- Carlyle, Thomas (ed.) (1904 edition), Oliver Cromwell's letters and speeches, with elucidations. ;
- Haykin, Michael A. G. (ed.) (1999). To Honour God: The Spirituality of Oliver Cromwell Joshua Press, ISBN 1894400038. Excerpts from Cromwell's religious writings.
- Davis, J. C. Oliver Cromwell (2001). 243 pp; a biographical study that covers sources and historiography
- Gaunt, Peter. "The Reputation of Oliver Cromwell in the 19th century," Parliamentary History, Oct 2009, Vol. 28 Issue 3, pp 425–428

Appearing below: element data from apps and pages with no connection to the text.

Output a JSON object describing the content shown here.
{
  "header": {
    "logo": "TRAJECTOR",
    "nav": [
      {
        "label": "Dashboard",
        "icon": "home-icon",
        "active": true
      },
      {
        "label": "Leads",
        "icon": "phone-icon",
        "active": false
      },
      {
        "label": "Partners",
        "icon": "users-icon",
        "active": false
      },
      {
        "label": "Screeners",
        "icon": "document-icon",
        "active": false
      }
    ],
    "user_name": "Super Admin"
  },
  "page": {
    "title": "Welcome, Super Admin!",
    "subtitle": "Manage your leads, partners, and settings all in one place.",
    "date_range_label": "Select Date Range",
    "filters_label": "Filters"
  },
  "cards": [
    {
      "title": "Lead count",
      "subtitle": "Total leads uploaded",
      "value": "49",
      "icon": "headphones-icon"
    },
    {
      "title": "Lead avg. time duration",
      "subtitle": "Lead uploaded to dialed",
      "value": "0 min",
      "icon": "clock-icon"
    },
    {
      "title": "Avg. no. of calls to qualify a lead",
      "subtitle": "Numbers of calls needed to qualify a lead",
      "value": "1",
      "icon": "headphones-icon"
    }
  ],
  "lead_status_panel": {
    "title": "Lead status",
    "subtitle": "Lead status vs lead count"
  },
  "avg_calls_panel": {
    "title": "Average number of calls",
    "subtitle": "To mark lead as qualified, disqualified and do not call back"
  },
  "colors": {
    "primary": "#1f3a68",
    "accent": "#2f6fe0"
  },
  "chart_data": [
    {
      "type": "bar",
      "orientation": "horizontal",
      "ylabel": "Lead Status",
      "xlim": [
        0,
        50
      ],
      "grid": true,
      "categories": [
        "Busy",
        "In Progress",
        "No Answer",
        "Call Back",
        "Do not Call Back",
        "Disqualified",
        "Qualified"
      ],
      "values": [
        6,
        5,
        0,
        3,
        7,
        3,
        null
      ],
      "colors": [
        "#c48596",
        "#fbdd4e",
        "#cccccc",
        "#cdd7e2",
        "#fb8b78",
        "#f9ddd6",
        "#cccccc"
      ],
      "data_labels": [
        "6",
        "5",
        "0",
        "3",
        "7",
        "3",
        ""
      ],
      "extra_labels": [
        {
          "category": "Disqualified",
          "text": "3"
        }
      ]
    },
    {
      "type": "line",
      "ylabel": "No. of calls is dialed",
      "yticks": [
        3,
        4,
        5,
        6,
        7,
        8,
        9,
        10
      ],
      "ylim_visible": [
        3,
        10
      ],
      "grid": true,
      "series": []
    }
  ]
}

- Lunger Knoppers, Laura. Constructing Cromwell. Ceremony, Portrait and Print, 1645–1661 (2000), shows how people compared Cromwell to King Ahab, King David, Elijah, Gideon and Moses, as well as Brutus and Julius Caesar.
- Morrill, John. "Rewriting Cromwell: a Case of Deafening Silences." Canadian Journal of History 2003 38(3): 553–578. Issn: 0008-4107 Fulltext: Ebsco
- Morrill, John (1990). "Textualizing and Contextualizing Cromwell", in Historical Journal 1990 33(3): pp. 629–639. ISSN 0018-246X . Full text online at Jstor. Examines the Carlyle and Abbott editions.
- Worden, Blair (2001). Roundhead Reputations: the English Civil Wars and the passions of posterity Penguin, ISBN 0141006943
- Worden, Blair. "Thomas Carlyle and Oliver Cromwell", in Proceedings Of The British Academy(2000) 105: pp. 131–170. ISSN 0068-1202 .
- Worden, Blair. Roundhead Reputations: the English Civil Wars and the passions of posterity (2001), 387pp; ISBN 0-14-100694-3.
- Oliver Cromwell World History Database
- Oliver Cromwell and the English Revolution—In Honor of Christopher Hill 1912–2003
- The Cromwell Association
- The Cromwell Museum in Huntingdon
- Chronology of Oliver Cromwell World History Database
- Biography at the British Civil Wars & Commonwealth website
- Works by or about Oliver Cromwell at Internet ArchiveInternet ArchiveThe Internet Archive is a non-profit digital library with the stated mission of "universal access to all knowledge". It offers permanent storage and access to collections of digitized materials, including websites, music, moving images, and nearly 3 million public domain books. The Internet Archive...
(scanned books original editions color illustrated)
- Vallely, Paul. The Big Question: Was Cromwell a revolutionary hero or a genocidal war criminal?, The IndependentThe IndependentThe Independent is a British national morning newspaper published in London by Independent Print Limited, owned by Alexander Lebedev since 2010. It is nicknamed the Indy, while the Sunday edition, The Independent on Sunday, is the Sindy. Launched in 1986, it is one of the youngest UK national daily...
4 September 2008.
- The Cromwellian Catastrophe in Ireland:an Historiographical Analysis (an overview of writings/writers on the subject by Jameel Hampton pub. Gateway An Academic Journal on the Web: Spring 2003 PDF